Emily Fehrenbacher

Some weird real-life news this week: 49-year-old Brian John Fahey, who has multiple felony warrants, turned himself in to state troopers after watching "Alaska State Troopers." The National Geographic program made the man realize troopers are people too, just like the rest of us, so he decided to trust the police.

Last Friday night he approached two troopers in the parking lot of their Anchorage headquarters and turned himself in. Part of me can't help but wonder if he was just trying to get on TV. Regardless, his bail is set at $20,000. I hope he doesn't watch "Orange is the New Black" and decide to ... No spoilers in this column. Don't worry.

This week it was announced "Alaska State Troopers" is being canceled. To quote the troopers, "It was just time to focus on the job of providing public safety without any added outside distractions." With the show airing, their work did itself for them, and now they are quitting... Makes no sense.

In a world a little farther removed from reality, "American River Renegades" had its official premiere, after the fake one back in May. We're two episodes in and still only have about 10 minutes of Alaska on the show.

"Renegades" is on Animal Planet (the most random of all cable channels) and it's about four men living on rivers in Louisiana, Wisconsin, South Carolina and Alaska. It features a deep-voiced Southern narrator, so you feel like you should be sitting on a porch sipping a mint julep (well, more like chugging moonshine) while you watch the show.

Quick aside: reality TV narrators are amazing at coming up with ridiculous lines. I think the formula is idiom + reality/pun=great line. Here are some samples from episode two of "Renegades": "The new hog trap paid off and they are bringing home the bacon"; "Shooting fish in a barrel has turned into shooting fish in a muddy debris-filled swimming pool"; "There's only two options: find the fish or find a new job."

My guess is that every single episode of this show will basically be the same. There will be frog catching and getting stuck in the swamp in Louisiana. In Wisconsin, the weather will threaten commercial fishing and threaten to close down the fish and cheese shop. A family in South Carolina will kill a minimum of one hog to fill their freezer, and the children will step up and learn a valuable life lesson from their quirky but capable father.
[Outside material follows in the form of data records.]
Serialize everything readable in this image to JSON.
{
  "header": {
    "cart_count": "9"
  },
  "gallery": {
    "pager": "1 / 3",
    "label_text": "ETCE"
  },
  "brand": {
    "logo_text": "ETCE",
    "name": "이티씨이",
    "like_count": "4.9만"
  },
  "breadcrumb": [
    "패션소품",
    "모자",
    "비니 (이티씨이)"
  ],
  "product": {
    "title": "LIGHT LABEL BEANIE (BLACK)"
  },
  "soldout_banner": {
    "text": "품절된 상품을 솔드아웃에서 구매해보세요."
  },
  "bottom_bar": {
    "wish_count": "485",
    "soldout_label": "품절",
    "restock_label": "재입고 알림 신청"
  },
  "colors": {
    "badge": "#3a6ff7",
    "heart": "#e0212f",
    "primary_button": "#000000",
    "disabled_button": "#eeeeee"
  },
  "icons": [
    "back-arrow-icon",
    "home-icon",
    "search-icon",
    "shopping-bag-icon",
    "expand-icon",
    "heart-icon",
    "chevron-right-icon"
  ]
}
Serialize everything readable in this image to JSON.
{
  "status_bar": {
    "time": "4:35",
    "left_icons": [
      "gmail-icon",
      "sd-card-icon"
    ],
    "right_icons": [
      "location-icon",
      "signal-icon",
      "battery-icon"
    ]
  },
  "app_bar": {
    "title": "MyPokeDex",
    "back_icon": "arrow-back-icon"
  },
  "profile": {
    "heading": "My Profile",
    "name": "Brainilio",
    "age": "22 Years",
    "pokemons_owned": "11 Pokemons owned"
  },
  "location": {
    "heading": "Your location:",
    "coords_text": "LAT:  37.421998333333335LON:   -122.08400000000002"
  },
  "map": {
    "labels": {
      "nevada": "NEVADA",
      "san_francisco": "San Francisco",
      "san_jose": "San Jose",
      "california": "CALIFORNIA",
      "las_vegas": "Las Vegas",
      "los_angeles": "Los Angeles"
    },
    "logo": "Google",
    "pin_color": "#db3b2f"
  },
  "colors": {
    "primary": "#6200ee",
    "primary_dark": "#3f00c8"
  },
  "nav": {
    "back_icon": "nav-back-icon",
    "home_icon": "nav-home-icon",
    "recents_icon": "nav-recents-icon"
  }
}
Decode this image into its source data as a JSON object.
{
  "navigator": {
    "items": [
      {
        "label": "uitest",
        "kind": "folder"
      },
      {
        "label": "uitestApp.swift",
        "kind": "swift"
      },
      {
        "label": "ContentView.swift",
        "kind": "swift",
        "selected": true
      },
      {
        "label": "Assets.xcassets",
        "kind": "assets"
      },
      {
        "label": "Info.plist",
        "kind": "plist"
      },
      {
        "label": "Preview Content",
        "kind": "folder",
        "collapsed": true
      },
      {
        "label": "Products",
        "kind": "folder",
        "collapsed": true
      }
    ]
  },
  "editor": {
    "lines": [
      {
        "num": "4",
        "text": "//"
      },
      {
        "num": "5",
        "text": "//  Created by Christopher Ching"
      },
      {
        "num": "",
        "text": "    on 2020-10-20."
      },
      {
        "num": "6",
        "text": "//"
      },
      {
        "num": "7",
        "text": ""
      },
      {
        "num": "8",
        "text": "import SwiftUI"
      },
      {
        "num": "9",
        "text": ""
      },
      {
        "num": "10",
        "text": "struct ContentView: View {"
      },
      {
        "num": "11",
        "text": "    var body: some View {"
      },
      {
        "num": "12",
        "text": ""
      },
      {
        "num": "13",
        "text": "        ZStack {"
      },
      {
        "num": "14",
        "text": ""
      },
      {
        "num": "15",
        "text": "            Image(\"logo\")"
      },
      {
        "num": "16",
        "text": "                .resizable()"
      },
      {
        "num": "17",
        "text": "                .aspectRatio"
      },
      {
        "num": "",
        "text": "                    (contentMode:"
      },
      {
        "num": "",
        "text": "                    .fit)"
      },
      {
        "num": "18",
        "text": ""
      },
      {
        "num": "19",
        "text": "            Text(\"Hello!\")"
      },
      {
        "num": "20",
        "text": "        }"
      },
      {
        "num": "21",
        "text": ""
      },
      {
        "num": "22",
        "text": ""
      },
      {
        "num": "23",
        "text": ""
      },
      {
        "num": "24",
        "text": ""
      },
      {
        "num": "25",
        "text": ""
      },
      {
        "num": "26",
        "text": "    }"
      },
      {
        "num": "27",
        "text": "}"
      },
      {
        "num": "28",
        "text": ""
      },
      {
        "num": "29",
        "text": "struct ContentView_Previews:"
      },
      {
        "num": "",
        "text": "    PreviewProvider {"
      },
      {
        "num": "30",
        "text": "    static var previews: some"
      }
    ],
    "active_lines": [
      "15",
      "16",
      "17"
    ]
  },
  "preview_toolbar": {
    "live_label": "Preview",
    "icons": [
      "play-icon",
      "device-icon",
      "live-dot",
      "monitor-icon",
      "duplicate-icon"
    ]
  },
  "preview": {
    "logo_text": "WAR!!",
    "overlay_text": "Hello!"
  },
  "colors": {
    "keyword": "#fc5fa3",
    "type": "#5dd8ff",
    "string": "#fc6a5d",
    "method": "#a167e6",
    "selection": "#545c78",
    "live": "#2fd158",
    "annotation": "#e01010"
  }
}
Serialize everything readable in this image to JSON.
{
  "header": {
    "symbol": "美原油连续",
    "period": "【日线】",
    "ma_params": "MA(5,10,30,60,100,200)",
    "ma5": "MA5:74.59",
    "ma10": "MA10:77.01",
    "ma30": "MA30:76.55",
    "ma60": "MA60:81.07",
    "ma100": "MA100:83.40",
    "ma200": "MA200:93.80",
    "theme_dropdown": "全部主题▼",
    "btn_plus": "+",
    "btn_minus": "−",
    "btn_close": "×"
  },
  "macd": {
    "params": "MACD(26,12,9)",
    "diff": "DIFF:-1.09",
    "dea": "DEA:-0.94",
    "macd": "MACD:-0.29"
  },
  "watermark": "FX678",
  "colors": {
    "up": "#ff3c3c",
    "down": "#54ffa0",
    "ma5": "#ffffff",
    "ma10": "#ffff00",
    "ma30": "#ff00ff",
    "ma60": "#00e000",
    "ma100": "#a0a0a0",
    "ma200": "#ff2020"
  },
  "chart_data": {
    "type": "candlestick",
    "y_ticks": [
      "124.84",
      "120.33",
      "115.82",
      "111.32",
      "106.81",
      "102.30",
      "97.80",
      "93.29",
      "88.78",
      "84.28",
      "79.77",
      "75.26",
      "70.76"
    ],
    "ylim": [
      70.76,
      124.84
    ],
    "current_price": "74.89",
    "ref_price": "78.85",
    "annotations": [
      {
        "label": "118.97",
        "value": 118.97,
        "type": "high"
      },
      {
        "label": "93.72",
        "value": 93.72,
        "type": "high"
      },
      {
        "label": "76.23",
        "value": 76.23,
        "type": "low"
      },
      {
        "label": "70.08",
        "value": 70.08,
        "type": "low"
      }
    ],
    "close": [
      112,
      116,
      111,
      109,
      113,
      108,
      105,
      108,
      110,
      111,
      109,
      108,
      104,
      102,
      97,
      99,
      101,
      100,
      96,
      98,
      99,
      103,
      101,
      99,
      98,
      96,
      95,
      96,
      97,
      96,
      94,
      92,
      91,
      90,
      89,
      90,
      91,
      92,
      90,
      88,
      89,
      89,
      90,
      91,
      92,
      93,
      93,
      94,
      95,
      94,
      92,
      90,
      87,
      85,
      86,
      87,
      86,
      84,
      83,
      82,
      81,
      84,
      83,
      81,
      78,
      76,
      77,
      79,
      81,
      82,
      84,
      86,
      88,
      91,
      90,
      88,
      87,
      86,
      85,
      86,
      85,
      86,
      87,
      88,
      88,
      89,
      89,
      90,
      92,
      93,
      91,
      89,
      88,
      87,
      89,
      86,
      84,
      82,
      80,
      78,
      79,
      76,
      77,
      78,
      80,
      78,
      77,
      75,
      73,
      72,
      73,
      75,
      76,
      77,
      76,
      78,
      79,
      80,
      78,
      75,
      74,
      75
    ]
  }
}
And the race against winter will influence everything that happens on the Koyukuk River in Alaska.

PJ Simon and his friend Doug spend this episode cutting down trees for firewood, building a raft and then floating the wood back to Allakaket. Nothing crazy happened, just a hard day's work.

Let's end this thing with some gossip. My future favorite TV show, "A Good Man is Hard to Find," has apparently been sniffing around Talkeetna for some single, hardworking men to feature. This is the program that will introduce single ladies from the city to rugged wilderness men with the hopes that they find true love and adapt to a new lifestyle. Translation: the city ladies will wear heels while going on hikes and get squeamish around fish guts, but at the end of the day they'll drink some bubbly wine and be in temporary drama-filled TV love. The show is being cast by Metal Flowers Media, which produced "American Idol," "America's Got Talent" and "Farmer Wants a Wife," so how could this show not be amazing?

• Emily Fehrenbacher lives in Anchorage, where she reviews Alaska reality TV.

 


Emily Fehrenbacher
Reality Check